TASK ITEM
From the data, return each line holding the word "every".

ENTRIES SHOWN
-- Opening Marker --

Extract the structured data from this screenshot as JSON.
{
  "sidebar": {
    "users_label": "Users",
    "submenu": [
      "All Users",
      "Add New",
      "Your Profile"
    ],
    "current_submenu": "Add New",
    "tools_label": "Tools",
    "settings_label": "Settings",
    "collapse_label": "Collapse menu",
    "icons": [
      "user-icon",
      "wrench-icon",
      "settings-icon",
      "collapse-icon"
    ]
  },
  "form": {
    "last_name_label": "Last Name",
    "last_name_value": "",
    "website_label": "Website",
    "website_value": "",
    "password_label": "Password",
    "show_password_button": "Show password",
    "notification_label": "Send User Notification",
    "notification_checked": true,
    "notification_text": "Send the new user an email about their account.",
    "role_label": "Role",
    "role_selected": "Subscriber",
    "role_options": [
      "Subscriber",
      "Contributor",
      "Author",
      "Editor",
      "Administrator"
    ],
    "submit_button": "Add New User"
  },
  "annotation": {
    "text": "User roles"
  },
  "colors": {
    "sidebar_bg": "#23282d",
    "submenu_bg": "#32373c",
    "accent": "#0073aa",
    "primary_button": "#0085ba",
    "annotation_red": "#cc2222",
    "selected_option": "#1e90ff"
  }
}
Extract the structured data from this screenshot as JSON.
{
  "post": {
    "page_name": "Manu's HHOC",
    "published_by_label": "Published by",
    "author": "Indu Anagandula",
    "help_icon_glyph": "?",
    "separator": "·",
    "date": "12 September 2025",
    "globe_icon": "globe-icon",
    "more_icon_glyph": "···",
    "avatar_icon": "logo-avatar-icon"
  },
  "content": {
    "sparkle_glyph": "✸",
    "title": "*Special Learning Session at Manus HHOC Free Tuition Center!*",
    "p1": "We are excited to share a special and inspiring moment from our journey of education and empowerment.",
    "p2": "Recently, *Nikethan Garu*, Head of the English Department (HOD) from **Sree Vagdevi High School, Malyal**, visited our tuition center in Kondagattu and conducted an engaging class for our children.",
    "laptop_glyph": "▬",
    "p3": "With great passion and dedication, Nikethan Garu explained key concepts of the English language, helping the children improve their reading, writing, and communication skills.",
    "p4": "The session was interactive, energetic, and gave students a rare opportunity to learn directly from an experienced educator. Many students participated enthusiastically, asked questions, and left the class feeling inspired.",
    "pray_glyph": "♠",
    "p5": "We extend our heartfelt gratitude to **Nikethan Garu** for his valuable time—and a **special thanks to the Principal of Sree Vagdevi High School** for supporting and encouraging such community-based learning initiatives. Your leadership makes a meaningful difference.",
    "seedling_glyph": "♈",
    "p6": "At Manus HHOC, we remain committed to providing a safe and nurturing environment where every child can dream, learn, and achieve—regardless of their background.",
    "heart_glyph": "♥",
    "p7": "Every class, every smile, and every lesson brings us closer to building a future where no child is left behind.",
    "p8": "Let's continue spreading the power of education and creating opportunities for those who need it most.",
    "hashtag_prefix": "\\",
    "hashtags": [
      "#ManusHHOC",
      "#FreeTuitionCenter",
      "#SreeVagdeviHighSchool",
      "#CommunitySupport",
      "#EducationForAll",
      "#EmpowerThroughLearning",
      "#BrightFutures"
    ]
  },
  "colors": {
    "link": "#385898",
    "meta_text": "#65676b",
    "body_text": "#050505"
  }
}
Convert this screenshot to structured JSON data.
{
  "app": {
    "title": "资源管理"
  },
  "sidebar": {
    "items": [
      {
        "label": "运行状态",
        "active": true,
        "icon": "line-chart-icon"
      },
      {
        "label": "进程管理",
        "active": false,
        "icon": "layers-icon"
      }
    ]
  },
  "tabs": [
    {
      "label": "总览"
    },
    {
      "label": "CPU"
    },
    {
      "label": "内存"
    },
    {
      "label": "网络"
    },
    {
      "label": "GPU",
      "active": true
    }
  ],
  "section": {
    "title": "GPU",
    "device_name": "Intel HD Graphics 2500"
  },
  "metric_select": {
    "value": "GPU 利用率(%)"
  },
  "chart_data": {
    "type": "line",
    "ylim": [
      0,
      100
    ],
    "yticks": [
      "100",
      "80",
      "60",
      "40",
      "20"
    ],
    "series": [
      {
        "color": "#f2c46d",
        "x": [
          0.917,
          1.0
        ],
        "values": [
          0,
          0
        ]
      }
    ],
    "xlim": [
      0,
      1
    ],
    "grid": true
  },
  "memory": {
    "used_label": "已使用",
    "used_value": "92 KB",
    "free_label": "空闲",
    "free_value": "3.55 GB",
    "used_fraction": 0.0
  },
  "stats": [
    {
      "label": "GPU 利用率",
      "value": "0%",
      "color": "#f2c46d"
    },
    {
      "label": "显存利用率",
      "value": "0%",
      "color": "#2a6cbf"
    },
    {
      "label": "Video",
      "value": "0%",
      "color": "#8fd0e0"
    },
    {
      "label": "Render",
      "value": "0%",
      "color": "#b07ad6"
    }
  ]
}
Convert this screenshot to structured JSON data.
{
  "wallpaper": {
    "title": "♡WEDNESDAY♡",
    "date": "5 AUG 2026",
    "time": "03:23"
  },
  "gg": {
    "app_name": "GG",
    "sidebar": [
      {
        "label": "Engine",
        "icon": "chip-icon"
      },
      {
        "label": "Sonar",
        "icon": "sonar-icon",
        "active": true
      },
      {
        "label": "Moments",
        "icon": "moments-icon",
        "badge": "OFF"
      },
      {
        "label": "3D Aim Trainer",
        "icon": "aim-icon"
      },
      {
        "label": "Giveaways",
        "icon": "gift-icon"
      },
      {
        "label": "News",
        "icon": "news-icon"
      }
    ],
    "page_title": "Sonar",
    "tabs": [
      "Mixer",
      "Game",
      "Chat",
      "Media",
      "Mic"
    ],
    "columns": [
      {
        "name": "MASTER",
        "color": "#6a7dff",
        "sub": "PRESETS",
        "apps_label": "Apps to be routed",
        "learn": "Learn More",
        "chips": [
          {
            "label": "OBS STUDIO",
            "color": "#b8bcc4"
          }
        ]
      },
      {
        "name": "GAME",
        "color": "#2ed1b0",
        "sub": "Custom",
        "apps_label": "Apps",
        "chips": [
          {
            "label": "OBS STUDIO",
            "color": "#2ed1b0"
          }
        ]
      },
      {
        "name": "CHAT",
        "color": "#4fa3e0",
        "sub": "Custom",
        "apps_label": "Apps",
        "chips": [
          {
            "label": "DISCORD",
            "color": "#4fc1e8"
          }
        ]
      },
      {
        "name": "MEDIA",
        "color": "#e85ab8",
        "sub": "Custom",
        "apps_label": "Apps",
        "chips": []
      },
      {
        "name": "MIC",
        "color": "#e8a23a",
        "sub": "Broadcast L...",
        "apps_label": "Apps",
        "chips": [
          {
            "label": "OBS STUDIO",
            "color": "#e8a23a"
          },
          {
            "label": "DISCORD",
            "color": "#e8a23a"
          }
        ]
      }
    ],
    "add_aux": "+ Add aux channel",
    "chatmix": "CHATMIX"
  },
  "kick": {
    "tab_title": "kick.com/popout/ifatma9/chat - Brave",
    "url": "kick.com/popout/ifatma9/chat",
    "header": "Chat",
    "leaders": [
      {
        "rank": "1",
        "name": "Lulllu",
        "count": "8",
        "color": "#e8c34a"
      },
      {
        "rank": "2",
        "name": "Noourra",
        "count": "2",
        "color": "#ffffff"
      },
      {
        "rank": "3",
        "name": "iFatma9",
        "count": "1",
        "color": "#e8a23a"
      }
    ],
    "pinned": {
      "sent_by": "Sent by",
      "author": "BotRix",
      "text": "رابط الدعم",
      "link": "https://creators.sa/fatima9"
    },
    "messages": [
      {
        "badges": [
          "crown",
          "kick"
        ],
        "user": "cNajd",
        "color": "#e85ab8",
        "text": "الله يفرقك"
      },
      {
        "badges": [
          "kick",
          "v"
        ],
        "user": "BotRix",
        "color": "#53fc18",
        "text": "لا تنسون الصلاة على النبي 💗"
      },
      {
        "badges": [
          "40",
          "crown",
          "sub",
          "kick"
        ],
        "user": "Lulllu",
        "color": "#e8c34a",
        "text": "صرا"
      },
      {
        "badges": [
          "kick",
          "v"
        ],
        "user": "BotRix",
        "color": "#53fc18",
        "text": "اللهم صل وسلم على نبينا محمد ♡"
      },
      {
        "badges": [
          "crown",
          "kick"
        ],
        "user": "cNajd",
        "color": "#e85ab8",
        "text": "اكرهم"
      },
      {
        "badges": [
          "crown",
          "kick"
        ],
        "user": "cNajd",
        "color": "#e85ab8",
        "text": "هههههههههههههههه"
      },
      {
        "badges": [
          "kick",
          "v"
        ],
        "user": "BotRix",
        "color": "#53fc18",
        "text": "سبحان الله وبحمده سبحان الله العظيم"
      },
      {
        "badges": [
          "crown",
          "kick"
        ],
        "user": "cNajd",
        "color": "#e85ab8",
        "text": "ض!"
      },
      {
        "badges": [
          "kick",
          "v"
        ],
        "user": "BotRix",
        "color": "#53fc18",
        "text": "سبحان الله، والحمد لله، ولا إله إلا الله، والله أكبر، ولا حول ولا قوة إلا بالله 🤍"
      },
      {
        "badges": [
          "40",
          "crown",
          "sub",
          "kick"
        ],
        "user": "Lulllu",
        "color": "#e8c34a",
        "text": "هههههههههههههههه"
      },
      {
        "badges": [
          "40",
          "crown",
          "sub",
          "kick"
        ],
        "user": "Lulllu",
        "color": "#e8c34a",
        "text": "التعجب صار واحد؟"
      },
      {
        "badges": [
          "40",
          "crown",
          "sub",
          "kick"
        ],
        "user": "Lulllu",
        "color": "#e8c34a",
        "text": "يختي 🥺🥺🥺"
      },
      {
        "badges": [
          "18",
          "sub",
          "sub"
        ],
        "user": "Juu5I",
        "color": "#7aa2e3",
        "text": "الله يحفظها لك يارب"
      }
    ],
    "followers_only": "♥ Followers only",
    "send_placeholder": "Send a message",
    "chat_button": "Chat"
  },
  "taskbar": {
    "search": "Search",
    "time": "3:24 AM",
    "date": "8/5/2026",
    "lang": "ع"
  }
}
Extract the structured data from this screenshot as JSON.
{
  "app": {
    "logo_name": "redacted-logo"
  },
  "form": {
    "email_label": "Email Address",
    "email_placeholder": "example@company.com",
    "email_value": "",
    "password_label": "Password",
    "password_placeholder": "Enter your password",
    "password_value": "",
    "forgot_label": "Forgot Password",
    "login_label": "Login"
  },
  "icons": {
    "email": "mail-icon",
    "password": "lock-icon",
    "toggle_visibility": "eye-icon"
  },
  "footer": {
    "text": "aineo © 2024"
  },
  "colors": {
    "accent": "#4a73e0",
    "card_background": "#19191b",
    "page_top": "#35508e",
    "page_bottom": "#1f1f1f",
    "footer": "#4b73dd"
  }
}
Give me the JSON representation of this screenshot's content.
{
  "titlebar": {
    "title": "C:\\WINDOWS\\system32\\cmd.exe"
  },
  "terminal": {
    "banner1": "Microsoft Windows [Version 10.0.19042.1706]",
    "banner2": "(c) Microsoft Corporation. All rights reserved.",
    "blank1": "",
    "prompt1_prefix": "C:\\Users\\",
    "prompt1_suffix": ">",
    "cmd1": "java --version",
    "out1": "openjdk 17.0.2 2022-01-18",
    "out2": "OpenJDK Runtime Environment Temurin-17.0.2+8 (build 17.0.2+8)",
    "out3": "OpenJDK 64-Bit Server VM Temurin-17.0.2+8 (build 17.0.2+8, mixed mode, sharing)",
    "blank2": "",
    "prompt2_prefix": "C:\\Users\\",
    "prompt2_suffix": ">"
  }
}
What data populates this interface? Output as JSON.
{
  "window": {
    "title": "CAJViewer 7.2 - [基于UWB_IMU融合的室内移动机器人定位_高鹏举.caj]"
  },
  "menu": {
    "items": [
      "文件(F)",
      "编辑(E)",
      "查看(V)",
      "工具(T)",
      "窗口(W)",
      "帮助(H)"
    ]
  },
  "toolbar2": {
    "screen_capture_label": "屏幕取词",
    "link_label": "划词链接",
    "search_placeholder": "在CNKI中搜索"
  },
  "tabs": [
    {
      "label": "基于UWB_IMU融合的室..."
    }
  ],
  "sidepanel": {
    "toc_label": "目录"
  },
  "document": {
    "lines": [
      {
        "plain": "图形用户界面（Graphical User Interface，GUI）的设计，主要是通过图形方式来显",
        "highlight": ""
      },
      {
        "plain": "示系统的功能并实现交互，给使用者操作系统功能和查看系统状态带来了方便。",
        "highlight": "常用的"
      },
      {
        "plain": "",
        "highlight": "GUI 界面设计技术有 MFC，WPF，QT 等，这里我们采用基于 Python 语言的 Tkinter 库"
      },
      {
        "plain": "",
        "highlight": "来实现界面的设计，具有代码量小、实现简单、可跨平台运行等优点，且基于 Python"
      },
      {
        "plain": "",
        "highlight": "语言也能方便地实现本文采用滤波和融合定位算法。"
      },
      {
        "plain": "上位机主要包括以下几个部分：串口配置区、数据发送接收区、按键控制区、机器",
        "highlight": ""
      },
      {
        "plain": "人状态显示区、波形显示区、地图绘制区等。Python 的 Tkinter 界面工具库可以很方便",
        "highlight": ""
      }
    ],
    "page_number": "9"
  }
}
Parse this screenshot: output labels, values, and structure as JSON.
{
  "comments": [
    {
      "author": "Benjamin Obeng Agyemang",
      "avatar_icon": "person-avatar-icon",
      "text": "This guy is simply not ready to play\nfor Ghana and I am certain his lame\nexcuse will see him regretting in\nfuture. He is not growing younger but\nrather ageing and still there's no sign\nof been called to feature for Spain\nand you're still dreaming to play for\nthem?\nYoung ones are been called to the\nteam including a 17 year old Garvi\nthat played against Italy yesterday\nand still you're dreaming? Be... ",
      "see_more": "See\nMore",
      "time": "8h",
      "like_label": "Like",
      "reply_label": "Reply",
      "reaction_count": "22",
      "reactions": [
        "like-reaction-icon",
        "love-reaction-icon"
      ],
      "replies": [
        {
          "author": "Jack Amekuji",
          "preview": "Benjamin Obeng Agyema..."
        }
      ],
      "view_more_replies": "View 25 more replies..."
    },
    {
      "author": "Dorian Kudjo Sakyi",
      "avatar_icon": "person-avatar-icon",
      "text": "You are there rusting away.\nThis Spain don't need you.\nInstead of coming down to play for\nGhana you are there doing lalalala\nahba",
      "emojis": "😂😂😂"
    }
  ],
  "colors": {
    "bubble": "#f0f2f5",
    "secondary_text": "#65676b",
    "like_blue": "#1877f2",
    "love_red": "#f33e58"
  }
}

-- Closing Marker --

ANSWER SPACE
    "p6": "At Manus HHOC, we remain committed to providing a safe and nurturing environment where every child can dream, learn, and achieve—regardless of their background.",
    "p7": "Every class, every smile, and every lesson brings us closer to building a future where no child is left behind.",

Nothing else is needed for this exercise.